76% of US CEO’s Plan to Reduce Office Space as Employees Continue to Work From Home
The coronavirus pandemic has forced many companies and businesses to revert to more flexible work environments as a move to reduce the spread of the deadly virus. Now nearly eight months into the pandemic, uncertainty surrounding virus mitigation efforts grows as the number of daily cases is nearing exponential growth; as a result, what seemed as only temporary work-from-home measures are now turning permanent for the foreseeable future.
The increasing number of Americans that have been working remotely amid the pandemic have also sparked a mass exodus into suburban and rural neighbourhoods, as the escape from dangerous infection rates, rising social unrest, and surge in violent crime heightens. Likewise, the supply of metro and heavily-populated downtown housing has been on the rise amid the exodus, causing a new real estate phenomenon to emerge. However, the trend of remote work is not only affecting housing accommodations for American families, but also commercial real estate as well.
The prolonged work-from-home setting has reduced the need for pre-pandemic office space, as more and more company CEOs adopt the redefined work environment into the long run.

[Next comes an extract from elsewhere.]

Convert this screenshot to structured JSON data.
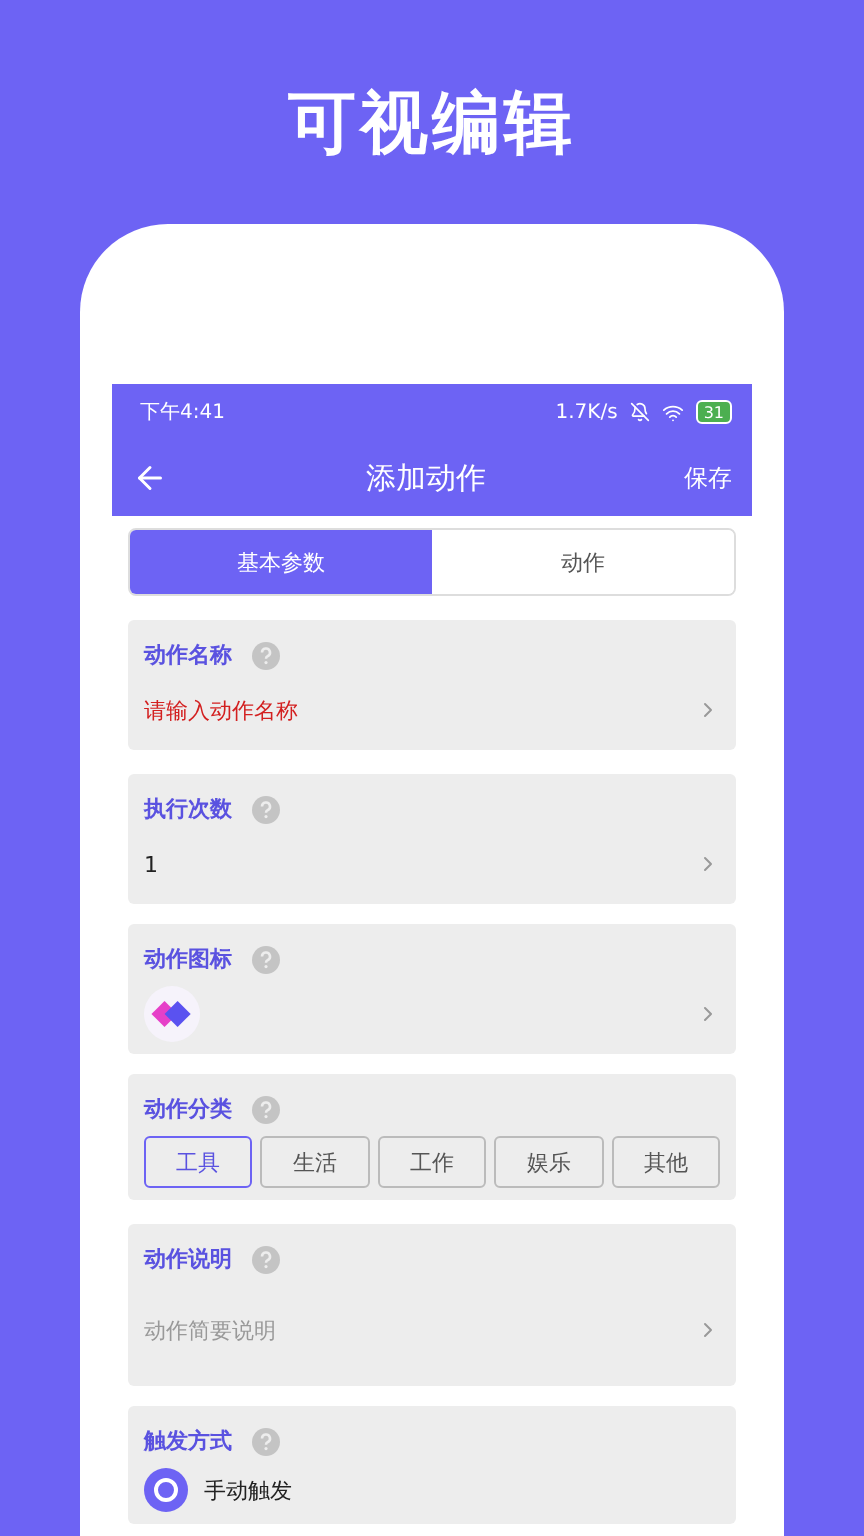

According to a survey conducted by Deloitte and Furtune, a sample size of 171 CEOs across the US found that 76% of them plan to downsize their office space in the near future, while 28% noted that they will require significantly less corporate space. The eye-opening results of the survey certainly point to a reduction of corporate footprints among companies, as well as the emergence of yet another real estate anomaly.
While much of corporate America is currently reducing its office space needs, certain CMBC tranches will be under increased pressure, especially those that contain a higher concentration of office buildings. This means that while remote offices become increasingly popular over the next 6 to 12 months, many building operators will face reduced rental revenues, which in turn will translate to missed mortgage payments, and thus ultimately send delinquency rates through the roof.
However, the reduction in office space will not only hurt corporate mortgage holders and related parties, but also local economies as well. Small businesses that surround the corporate districts are seeing sales drop, especially those concentrated in the restaurant and accommodations sector. Moreover, the reduction in traffic will also affect local gas stations that heavily rely on daily commuters for their revenue. Nonetheless, the looming commercial real estate crisis will likely cause a cascade of problems that will trickle down from the greater US economy all the way down to small, local economies that will likely suffer the most.
Information for this briefing was found via Fortune and Trepp. The author has no securities or affiliations related to this organization. Not a recommendation to buy or sell. Always do additional research and consult a professional before purchasing a security. The author holds no licenses.